Rene Marie is one of the most creative artists you probably don't know, and this album proves the point.
Recorded live at the Jazz Standard in New York City and released in 2003, Ms. Marie drives her trio--John Toomey (p), Elias Bailey (b) and Howard Curtis (d)--to artistic heights worthy of Jarrett, Peacock and DeJohnette, or any other piano trio you wish to name. And the four of them together create some really fascinating art.
Consider the album's highlight, a medley of Ravel's "Bolero" and Leonard Cohen's "Suzanne". "Huh? Did I read that right?" you ask. You did. But when you consider the 6/8 march drumbeat to "Bolero" and think about elongating any song to fit that beat, you can picture how Ms. Marie and her mates did that. But the point is: who before Ms. Marie would have even thought to try something like that?
Or consider her cover of the old Rodgers & Hart chestnut, "Where or When." Mr. Curtis taps out a rhythm on the high hat that puts a dream-like quality on the piece. "Where or When" works as a dream-like fog. Why didn't someone think of that before?
Or consider her original, "Paris on Ponce." This is a "Hernando's Hideaway"-style tango with witty, hilarious lyrics by Ms. Marie about Paree, of the kind you'd expect to hear Robert Preston sing from "Victor-Victoria." The bridge is noteworthy for some wild bowing by Mr. Bailey. Then, out of nowhere, the band shifts the tune into a hard 4/4 rhumba with Ms. Marie intoning "funky tango" throughout. (But, one might argue, isn't a rhumba really a funky tango, anyway?!)

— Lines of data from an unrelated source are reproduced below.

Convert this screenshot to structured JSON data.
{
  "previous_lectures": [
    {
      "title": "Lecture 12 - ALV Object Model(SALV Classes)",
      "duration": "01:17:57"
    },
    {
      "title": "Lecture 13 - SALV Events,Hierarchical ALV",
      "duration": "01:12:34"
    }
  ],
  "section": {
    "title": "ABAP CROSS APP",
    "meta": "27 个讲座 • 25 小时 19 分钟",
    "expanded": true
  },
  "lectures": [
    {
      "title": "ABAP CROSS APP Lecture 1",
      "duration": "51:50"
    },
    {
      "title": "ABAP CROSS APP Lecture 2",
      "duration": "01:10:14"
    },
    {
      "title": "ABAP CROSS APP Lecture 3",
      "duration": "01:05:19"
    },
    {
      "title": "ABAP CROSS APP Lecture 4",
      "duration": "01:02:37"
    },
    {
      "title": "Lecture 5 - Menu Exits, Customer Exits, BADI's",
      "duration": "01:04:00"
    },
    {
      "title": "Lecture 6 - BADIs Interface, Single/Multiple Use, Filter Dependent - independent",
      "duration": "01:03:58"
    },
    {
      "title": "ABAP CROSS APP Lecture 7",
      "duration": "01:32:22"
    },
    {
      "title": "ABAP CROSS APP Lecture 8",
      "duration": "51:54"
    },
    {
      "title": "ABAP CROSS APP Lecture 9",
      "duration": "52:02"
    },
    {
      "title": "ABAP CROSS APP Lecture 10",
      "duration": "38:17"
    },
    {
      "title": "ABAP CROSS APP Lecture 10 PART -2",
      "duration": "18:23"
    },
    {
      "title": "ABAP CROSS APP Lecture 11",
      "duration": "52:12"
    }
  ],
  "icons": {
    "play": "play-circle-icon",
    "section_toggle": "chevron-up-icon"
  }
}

She does a similar "out of nowhere" shift to "A Foggy Day", which goes from well-done lounge music to a double-time scat that would have made Mel Torme sit up and take notice.
And lest anyone doubt Ms. Marie's abilities as a singer, take a good listen to her recital-like read of "I Loves You Porgy." This is as dramatic a cover of this classic as any I've heard, including that of the immortal Ella Fitzgerald.
And to put her imprimatur on the whole concert, she does an a capella encore to one of her signature songs, "How Can I Keep for Singing." That's remarkable enough; but she takes the song from a straight read, to a scat, to a slow scat, to a rendition of Belafonte's "Day-O" in a language only she knows but we all understand.
Maxjazz is a small label that doesn't have the budget to put Rene Marie into the public vanguard, a la Blue Note, Impulse! or Verve. But I believe that, sooner or later, talent wins out. On that basis, Rene Marie deserves widespread recognition as one of the most creative of all jazz vocalists, and someday soon she has to get it. RC